By culturing HeLa cells at stepwise increased oxygen tensions over a prolonged period of time (approximately 21 months) we selected a substrain capable of growing under 80% O2/19% N2/1% CO2, an oxygen level that is lethal to normal HeLa cells, adapted to 20% O2/79% N2/1% CO2. The 80% O2-adapted cells exhibited the following characteristics. At the ultrastructural level an abnormal mitochondrial morphology was observed: compared to normal cells, mitochondria of the hyperoxia-adapted cells exhibited a 3-fold larger mean profile area in sections and were slightly decreased in number; the relative mitochondrial volume was increased 2-fold, whereas the size of both cell types was the same. Mitochondrial matrix appeared less dense in the hyperoxia-adapted cells; no structural damage was detected. Compared to the 20% O2-adapted cells O2 consumption per cell was approximately 40% decreased in the 80% O2-adapted cells. Under hyperoxic conditions 20% O2-adapted and 80% O2-adapted cells exhibited very similar cyanide-resistant respiration rates (0.16 +/- 0.04 and 0.15 +/- 0.02 fmoles/cell/minute, respectively), suggesting that the increased O2 tolerance of the 80% O2-adapted cells was not due to a decreased cellular production of activated oxygen species at hyperoxia. Cellular levels of the enzymes directly involved in protection against activated oxygen species, i.e., superoxide dismutases, catalase, and glutathione peroxidase, were normal or slightly below normal in the 80% O2-adapted cells, implying that these enzymes were of no significance for the increased O2 tolerance. In addition, the specific activity of glucose-6-phosphate dehydrogenase, a key enzyme for cellular production of NADPH, was not related to the degree of O2 tolerance. Our results suggest that the increased O2 tolerance of the 80% O2-adapted cells is neither based on cellular properties controlling the formation or removal of intracellular activated oxygen species nor on the cellular capacity to repair or replace damaged cellular components. We speculate that the increased O2 tolerance is largely due to a genetically determined increased resistance of oxygen-sensitive cellular targets.
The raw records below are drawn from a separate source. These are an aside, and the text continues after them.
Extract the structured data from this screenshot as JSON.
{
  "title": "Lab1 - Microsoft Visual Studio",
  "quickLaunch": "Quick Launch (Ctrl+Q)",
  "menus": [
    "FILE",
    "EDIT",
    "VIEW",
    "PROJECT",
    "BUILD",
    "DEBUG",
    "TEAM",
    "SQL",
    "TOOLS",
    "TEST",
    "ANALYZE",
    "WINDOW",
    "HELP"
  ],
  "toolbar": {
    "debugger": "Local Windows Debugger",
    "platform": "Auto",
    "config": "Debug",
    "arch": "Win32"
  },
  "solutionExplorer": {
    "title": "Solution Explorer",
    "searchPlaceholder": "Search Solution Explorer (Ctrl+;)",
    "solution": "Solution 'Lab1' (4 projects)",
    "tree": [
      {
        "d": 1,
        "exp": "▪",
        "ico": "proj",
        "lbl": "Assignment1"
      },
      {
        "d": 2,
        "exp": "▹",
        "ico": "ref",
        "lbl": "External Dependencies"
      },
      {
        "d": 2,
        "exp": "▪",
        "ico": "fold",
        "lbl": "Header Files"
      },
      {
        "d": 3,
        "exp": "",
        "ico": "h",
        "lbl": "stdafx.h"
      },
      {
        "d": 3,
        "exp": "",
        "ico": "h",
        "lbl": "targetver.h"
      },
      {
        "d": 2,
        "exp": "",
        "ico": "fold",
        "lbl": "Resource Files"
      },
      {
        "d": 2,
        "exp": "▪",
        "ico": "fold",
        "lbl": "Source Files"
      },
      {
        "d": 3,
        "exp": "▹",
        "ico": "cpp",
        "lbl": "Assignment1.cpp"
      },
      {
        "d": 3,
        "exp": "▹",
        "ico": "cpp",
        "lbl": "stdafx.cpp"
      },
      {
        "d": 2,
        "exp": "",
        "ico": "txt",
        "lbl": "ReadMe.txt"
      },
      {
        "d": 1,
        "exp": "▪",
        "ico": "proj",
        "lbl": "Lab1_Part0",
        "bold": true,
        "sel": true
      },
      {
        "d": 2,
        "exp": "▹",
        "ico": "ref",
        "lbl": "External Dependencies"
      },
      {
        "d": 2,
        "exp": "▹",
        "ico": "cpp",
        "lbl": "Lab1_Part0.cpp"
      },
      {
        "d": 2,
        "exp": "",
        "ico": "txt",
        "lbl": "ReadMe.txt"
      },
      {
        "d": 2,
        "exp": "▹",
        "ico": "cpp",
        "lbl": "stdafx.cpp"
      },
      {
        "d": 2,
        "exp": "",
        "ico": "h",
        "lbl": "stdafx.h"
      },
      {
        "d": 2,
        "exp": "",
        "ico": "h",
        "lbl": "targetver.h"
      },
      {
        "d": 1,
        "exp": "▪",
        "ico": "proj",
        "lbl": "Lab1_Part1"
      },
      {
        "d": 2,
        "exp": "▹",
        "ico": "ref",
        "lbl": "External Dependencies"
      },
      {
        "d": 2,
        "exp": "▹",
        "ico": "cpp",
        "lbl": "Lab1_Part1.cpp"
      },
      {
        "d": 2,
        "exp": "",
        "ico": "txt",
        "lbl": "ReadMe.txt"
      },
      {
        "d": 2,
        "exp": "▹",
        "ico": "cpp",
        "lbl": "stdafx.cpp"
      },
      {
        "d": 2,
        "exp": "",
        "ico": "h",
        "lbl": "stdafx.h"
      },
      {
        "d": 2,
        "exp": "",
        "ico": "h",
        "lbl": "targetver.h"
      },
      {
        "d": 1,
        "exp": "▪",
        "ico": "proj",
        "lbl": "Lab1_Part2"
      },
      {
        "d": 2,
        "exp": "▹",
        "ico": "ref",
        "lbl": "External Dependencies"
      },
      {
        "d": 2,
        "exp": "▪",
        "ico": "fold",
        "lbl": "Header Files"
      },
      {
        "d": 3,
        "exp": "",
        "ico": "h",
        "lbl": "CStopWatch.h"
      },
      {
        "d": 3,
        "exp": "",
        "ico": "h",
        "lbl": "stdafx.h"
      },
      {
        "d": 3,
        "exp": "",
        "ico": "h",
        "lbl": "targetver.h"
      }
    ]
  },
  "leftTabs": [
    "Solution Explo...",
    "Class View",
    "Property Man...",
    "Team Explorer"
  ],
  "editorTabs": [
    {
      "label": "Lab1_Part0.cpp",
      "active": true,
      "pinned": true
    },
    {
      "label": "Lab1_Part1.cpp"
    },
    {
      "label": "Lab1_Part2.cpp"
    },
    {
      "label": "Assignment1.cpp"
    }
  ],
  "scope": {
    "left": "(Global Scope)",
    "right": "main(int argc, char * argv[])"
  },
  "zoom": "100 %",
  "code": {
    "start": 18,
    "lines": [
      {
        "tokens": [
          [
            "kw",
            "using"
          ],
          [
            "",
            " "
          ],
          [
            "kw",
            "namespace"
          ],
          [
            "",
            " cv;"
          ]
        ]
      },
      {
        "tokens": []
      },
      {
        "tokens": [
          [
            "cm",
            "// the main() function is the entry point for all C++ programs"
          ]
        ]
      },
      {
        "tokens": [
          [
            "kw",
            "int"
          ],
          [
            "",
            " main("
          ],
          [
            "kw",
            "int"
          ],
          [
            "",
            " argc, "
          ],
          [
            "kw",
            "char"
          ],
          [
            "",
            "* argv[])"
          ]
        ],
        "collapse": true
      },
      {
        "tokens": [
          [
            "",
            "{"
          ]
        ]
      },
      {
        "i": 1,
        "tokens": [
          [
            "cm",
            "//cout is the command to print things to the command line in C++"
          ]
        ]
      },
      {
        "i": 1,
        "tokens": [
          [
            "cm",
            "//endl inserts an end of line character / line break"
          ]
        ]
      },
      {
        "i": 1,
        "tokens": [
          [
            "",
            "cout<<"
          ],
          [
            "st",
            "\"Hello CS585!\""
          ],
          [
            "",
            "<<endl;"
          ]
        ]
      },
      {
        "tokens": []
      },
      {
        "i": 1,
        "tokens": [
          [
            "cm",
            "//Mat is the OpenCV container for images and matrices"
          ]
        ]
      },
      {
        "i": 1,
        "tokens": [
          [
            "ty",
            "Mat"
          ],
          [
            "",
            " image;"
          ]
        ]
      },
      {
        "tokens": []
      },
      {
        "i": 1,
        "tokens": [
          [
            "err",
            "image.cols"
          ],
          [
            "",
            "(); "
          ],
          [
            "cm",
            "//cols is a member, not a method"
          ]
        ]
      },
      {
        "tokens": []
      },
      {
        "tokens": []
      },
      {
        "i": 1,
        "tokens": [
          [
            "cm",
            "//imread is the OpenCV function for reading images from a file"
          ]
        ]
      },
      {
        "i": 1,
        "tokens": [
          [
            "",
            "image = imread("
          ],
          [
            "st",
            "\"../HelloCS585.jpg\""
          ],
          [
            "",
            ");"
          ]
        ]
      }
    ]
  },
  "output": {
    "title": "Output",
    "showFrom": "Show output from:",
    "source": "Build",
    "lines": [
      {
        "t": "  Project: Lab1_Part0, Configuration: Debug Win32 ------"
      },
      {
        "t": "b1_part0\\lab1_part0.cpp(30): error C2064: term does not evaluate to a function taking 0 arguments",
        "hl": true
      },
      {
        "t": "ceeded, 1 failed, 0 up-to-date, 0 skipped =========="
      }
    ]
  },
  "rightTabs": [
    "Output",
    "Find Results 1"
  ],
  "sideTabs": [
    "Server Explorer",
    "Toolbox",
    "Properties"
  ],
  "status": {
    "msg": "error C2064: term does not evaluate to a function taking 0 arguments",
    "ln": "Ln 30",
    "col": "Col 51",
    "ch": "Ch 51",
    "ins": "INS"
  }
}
|Number of pages||9|
|Publication status||Published - Apr 1985|